Incentives (like loyalty points, etc.) should be used to drive the type of customer behavior that helps a company optimize its operations. Too many companies only incentivize purchases and miss out on these broader emotional and/or optimization tactics. Modern loyalty technology (microservices, SaaS-based, API-first) makes adding such incentives at any customer touchpoint as easy as adding one line of software (code).

David Slavick

Charles…you are a big tipper! But your point about avoiding a tip “expense” is another component I actually had not thought of. So many pizza companies use marriage mail to send coupons to consumers in their trading area and offer “free delivery” plus actually limit the number of coupons you can use with redemption. Pretty silly really.

No less disappointing is limiting savings to the F&B customer that orders through the mobile app and only give benefits to that segment of their customer base. Nothing like making X number of your loyalist be frozen out of benefits all in the name of mobile app adoption and convenience.

Dick Seesel

In a way, the $3 “tip” is not much different from the price incentives that a service like DoorDash offers. (Store pickup eliminates the delivery fee, and it often involves an extra discount.) But framing this as a “tip” instead of just another deal — and turning it into a bounceback coupon — is a smart way to frame the offer.

Jenn McMillen

It boils down to one question: Is it cheaper to incent customers or pay hourly labor?

David Spear

Smart marketing move by Domino’s, and it will be used by millions of consumers. If you step back and think about this, it’s nothing new. For 30+ years, CPGs have enticed consumers with coupons (BOGOs or $1-$4 off the price a promoted product if it’s purchased within a select timeframe). Is this any different than the Domino’s offer? In many ways yes, due to the environmental factors facing us, but in other ways not so much. I applaud Domino’s marketing and communication strategy. It’s brilliant and they always are a step ahead of others. You can bet I’ll be ordering several pizzas for the Super Bowl party at my house!

Joan Treistman

It comes down to perceived value and convenience. $3 for pizza, whether in the form of a coupon or not, offers a relatable value.
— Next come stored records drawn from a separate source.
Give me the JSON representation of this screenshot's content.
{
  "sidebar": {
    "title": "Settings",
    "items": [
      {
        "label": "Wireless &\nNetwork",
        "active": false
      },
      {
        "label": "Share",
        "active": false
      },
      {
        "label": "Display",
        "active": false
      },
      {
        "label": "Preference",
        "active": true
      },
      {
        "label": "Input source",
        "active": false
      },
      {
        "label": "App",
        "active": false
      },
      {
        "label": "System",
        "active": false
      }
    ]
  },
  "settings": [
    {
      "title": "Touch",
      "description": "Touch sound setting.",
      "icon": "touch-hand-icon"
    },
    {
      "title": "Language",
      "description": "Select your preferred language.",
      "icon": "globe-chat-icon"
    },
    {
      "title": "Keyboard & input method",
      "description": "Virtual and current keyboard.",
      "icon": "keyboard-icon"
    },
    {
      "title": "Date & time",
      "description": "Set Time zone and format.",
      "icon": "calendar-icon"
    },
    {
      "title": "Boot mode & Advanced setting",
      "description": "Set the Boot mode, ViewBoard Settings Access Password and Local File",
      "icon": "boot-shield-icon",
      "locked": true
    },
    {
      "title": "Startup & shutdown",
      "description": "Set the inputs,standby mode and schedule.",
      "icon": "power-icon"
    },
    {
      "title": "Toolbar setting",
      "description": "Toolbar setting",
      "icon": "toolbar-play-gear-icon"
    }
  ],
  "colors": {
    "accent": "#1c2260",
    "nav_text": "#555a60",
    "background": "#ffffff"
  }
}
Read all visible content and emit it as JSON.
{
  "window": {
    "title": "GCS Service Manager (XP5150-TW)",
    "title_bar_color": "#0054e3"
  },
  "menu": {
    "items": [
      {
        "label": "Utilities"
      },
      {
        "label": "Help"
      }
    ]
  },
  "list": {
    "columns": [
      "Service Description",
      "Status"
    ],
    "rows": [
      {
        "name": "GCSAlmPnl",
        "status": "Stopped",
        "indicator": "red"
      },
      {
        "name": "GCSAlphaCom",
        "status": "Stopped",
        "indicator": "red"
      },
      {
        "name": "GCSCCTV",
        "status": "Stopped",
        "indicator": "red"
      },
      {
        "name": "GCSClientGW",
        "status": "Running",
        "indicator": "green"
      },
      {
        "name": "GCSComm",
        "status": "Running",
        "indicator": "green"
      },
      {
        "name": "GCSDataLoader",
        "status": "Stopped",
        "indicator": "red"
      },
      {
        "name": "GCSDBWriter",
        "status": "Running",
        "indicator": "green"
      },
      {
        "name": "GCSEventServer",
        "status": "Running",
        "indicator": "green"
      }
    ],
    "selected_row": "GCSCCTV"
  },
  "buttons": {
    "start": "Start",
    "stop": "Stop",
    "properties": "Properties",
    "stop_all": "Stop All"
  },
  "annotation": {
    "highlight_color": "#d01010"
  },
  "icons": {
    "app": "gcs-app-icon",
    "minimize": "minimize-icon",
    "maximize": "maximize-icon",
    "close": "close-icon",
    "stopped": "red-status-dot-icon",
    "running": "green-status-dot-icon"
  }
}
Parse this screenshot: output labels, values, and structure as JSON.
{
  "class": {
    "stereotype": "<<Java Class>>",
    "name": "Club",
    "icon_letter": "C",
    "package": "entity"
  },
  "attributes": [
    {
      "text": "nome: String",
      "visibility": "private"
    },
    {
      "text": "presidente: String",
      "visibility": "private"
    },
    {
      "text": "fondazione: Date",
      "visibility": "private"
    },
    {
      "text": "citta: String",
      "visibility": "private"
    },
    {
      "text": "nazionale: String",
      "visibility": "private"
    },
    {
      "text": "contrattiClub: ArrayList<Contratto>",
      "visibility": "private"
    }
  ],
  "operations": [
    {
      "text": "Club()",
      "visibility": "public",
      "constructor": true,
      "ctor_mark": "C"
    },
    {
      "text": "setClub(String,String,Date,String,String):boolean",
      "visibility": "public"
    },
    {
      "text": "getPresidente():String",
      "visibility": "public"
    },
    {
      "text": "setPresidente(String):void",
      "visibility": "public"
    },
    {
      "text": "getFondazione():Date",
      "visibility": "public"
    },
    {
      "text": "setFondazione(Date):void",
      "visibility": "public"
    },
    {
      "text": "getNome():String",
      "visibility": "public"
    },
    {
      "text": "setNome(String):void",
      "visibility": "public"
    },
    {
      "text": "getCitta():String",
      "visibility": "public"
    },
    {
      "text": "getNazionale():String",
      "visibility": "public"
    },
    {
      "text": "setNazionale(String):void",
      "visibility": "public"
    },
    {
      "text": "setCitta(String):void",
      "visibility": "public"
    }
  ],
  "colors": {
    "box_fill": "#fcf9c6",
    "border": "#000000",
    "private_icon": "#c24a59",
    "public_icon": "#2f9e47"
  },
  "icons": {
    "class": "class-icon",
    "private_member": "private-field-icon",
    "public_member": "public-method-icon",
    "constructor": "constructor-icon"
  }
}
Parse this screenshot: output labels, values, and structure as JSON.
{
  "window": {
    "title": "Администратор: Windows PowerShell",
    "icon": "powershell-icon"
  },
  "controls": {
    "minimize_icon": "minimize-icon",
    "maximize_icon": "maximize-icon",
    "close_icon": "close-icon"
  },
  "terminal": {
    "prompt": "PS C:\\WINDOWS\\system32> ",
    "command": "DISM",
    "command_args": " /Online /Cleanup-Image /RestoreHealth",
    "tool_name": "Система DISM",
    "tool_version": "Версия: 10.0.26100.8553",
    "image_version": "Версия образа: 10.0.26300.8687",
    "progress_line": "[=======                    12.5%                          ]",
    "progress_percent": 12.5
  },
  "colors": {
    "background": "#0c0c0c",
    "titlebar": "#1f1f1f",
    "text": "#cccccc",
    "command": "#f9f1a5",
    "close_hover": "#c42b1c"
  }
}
It’s going to be more difficult for retailers with bigger ticket items to find that sweet spot. And let’s not forget about how much discounting is going on. So a percentage off a discounted item may cut the profit right out from under the retailer. No doubt retailers will have to be savvy about how to offset their staffing challenges with monetary incentives. But consumers expect retailers to offer convenience and mostly with no strings attached.

Shep Hyken

That’s an interesting topic! Tipping the customer to come to the store and buy versus have it delivered. What’s next? Perhaps we start paying customers to use the self-service checkout at the grocery store.

Seriously, I get what Domino’s is trying to do. They are giving an incentive to not take delivery. I’m good with that.

Richard J. George, Ph.D.

Remember, the original mantra of Domino’s, “Pizza Fast, Pizza Hot.” Eventually Domino’s scrapped the 30-minute delivery promise. This is the latest attempt by Domino’s to develop a differential advantage. The way the tip works it creates continuity of purchases. Yes, it addresses significant labor and delivery savings, but the beauty is how it repositions the original king of delivery.

Patricia Vekich Waldron

The industry’s cost structure – and associated labor requirements for delivery – needs an overhaul. This is a clever way to address the issue! Bravo Domino’s!

Brad Eckhart

I definitely think the idea of incentivizing customers to utilize BOPIS and curbside pickup is going to be adopted by more retailers. It’s a great way to reduce the negative impact that delivery has on margins. Domino’s approach in referring to the incentive as a “tip” is on-brand and is something other retailers should recognize and apply to any incentives they may offer to their customers.

Lucille DeHart

Yes. I would expect retailers to look for ways to optimize their profits given new customer trends. Delivery is expensive–staffing overhead, vehicles/insurance, scheduling and product loss enroute to destinations. It will be interesting to see if non-food categories will incent in-store shopping as well.